Aims To determine the retinal nerve fibre layer (RNFL) thickness at which visual field (VF) damage becomes detectable and associated with structural loss.
Methods In a prospective cross-sectional study, 72 healthy and 40 glaucoma subjects (one eye per subject) recruited from an academic institution had VF examinations and spectral domain optical coherence tomography (SD-OCT) optic disc cube scans (Humphrey field analyser and Cirrus HD-OCT, respectively). Comparison of global mean and sectoral RNFL thicknesses with VF threshold values showed a plateau of threshold values at high RNFL thicknesses and a sharp decrease at lower RNFL thicknesses. A ‘broken stick’ statistical model was fitted to global and sectoral data to estimate the RNFL thickness ‘tipping point’ where the VF threshold values become associated with the structural measurements. The slope for the association between structure and function was computed for data above and below the tipping point.

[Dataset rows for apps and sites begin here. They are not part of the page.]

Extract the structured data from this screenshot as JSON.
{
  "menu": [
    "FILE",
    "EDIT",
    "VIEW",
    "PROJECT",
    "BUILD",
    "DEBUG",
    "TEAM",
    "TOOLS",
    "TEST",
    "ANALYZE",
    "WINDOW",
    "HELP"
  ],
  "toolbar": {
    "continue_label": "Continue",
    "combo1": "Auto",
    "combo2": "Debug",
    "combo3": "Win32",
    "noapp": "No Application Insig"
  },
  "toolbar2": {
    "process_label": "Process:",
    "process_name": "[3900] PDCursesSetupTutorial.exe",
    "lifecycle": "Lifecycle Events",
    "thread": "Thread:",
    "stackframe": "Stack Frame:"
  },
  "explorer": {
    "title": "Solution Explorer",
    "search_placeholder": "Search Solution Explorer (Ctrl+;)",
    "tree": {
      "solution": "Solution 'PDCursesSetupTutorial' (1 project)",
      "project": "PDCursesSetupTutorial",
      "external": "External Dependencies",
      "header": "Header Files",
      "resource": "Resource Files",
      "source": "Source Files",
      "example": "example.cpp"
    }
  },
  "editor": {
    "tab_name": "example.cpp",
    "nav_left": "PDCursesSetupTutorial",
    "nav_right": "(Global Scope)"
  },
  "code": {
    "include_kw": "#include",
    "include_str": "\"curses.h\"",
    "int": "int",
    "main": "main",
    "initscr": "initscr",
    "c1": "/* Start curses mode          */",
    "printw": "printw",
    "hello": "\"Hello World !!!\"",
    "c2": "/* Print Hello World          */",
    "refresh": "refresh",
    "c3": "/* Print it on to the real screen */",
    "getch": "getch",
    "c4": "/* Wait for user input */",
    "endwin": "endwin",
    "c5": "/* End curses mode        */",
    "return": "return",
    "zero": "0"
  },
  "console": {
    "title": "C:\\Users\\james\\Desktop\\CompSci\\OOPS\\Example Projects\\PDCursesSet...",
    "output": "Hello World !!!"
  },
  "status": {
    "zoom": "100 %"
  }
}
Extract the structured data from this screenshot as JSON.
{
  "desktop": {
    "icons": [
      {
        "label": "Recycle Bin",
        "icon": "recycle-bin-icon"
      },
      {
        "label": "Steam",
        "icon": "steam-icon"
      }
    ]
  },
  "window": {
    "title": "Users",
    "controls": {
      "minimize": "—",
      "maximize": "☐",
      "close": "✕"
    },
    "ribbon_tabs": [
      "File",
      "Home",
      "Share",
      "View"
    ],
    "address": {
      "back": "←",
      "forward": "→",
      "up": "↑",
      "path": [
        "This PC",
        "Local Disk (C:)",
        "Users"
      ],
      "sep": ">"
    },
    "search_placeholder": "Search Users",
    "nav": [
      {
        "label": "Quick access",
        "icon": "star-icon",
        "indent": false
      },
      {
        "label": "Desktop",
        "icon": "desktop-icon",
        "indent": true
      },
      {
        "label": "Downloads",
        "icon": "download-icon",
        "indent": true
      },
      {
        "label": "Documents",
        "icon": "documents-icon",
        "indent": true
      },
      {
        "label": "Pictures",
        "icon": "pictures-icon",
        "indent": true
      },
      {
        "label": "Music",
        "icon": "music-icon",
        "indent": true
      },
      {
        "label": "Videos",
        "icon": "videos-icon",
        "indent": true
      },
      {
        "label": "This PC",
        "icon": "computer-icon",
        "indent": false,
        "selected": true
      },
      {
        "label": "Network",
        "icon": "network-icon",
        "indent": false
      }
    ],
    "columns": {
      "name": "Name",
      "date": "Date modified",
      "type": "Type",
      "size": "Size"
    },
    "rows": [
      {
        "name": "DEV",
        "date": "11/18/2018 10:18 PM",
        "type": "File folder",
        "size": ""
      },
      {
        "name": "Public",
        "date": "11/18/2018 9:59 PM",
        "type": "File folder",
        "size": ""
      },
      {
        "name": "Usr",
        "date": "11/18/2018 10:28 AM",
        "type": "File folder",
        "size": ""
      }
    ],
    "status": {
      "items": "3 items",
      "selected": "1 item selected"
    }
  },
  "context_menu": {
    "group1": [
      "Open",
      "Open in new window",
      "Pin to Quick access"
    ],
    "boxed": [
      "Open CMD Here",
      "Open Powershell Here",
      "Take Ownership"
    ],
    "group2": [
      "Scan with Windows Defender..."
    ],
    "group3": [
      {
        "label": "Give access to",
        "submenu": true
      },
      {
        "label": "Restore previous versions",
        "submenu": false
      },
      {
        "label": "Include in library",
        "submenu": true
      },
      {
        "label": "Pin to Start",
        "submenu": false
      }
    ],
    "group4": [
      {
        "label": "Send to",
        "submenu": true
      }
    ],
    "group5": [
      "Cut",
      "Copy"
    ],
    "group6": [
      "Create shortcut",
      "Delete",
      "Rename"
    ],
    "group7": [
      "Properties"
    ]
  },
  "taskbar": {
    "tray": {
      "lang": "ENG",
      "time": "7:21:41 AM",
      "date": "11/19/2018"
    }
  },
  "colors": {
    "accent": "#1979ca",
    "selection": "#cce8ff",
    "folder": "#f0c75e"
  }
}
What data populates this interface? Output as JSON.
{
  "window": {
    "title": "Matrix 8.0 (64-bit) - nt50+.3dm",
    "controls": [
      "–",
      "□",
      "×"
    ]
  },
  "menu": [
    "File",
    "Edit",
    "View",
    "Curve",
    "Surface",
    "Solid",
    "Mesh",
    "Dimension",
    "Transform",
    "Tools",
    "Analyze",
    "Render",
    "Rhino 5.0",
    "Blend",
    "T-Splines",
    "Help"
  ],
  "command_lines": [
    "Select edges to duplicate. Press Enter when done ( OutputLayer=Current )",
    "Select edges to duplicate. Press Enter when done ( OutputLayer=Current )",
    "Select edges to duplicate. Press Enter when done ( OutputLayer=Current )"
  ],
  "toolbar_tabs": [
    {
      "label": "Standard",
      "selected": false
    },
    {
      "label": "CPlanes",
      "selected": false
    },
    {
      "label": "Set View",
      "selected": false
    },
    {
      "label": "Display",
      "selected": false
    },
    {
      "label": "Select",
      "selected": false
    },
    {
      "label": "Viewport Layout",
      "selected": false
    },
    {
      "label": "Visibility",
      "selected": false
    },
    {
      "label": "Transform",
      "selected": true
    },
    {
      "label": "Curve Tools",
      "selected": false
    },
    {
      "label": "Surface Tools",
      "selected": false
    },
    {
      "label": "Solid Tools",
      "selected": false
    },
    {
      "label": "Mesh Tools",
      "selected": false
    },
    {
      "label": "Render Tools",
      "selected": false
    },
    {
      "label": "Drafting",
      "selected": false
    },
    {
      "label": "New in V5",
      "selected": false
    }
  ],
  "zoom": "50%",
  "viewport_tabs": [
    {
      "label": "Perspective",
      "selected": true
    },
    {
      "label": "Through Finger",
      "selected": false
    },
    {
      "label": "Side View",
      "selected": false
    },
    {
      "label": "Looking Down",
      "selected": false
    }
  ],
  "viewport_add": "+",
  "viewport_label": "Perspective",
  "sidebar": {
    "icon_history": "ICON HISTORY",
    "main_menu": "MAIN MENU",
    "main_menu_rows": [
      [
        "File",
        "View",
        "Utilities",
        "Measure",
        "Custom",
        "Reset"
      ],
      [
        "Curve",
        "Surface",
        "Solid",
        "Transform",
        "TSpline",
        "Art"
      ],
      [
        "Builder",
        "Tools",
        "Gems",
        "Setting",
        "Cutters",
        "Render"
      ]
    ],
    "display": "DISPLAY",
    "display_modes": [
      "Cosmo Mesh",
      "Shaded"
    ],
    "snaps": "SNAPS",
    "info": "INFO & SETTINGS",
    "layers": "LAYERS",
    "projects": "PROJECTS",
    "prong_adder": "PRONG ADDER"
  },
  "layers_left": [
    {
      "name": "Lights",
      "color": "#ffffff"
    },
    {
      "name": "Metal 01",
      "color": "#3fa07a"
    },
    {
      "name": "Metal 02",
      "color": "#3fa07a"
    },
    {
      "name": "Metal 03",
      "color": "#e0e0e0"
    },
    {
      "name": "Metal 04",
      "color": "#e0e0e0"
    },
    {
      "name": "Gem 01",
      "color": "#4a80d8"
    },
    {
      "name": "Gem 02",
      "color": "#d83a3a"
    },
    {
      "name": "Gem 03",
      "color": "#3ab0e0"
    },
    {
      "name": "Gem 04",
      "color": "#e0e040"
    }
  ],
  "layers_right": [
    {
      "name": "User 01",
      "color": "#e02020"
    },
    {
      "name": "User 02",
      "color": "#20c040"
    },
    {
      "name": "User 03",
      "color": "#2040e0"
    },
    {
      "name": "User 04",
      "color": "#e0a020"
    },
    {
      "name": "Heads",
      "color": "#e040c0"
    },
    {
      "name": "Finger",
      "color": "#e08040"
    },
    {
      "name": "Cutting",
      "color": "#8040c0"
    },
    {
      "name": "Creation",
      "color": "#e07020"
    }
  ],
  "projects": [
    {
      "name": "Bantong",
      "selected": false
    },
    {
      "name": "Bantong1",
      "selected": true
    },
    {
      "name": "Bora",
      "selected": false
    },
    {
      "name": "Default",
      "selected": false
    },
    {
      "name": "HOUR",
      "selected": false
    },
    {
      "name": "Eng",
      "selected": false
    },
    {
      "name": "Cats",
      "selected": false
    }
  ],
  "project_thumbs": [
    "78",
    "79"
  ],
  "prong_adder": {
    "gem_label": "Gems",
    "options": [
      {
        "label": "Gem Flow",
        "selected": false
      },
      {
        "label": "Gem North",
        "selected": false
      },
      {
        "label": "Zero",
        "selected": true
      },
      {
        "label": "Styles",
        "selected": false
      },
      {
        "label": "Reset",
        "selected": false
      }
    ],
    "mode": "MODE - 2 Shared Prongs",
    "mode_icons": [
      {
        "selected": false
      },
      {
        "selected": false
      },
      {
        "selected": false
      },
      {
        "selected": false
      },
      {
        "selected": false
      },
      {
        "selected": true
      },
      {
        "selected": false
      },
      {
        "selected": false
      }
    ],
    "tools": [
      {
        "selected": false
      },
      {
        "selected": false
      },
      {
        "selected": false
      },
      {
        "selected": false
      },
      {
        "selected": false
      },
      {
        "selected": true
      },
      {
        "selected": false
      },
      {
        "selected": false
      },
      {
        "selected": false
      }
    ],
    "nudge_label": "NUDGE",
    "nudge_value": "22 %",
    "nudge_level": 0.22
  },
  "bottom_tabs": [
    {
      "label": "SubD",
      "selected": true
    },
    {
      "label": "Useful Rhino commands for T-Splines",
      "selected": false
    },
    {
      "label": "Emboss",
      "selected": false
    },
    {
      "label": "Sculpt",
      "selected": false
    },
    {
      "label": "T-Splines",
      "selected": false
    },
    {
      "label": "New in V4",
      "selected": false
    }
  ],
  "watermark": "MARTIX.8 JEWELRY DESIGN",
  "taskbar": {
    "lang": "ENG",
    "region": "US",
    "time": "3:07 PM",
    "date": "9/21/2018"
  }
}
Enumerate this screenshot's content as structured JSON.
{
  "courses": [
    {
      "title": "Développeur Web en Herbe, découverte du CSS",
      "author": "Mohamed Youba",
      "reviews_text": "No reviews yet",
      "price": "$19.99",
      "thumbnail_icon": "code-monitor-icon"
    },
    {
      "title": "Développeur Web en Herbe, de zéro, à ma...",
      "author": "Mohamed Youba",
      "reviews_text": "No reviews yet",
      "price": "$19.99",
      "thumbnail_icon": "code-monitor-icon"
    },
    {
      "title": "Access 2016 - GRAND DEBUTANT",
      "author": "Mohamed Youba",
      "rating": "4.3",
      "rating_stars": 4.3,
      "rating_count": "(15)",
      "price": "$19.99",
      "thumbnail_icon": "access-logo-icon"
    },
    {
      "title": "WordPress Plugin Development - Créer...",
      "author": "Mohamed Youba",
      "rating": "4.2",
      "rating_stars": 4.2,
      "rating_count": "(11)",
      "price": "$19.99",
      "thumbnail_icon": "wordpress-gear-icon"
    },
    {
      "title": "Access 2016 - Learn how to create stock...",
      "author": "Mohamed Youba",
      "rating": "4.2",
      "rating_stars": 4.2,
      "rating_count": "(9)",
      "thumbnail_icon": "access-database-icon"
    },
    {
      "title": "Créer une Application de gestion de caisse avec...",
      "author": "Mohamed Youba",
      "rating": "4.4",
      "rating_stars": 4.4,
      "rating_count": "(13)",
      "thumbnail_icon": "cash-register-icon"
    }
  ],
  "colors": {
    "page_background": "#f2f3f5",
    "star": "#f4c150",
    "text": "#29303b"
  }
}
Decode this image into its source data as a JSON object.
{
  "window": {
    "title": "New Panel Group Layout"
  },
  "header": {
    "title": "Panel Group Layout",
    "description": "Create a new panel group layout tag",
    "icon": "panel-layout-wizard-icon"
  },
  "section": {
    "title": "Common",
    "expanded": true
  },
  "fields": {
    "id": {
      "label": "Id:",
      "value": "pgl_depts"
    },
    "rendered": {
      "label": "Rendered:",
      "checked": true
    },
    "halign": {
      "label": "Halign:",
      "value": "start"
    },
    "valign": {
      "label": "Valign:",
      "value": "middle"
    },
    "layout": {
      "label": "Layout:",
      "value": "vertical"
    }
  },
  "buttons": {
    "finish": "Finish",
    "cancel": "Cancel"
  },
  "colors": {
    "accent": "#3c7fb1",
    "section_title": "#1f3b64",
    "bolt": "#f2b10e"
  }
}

Results The mean RNFL thickness threshold for VF loss was 75.3 μm (95% CI: 68.9 to 81.8), reflecting a 17.3% RNFL thickness loss from age-matched normative value. Above the tipping point, the slope for RNFL thickness and threshold value was 0.03 dB/μm (CI: −0.02 to 0.08) and below the tipping point, it was 0.28 dB/μm (CI: 0.18 to 0.38); the difference between the slopes was statistically significant (p<0.001). A similar pattern was observed for quadrant and clock-hour analysis.
Conclusions Substantial structural loss (∼17%) appears to be necessary for functional loss to be detectable using the current testing methods.
- retinal nerve fibre layer
- visual field
- structure function relationship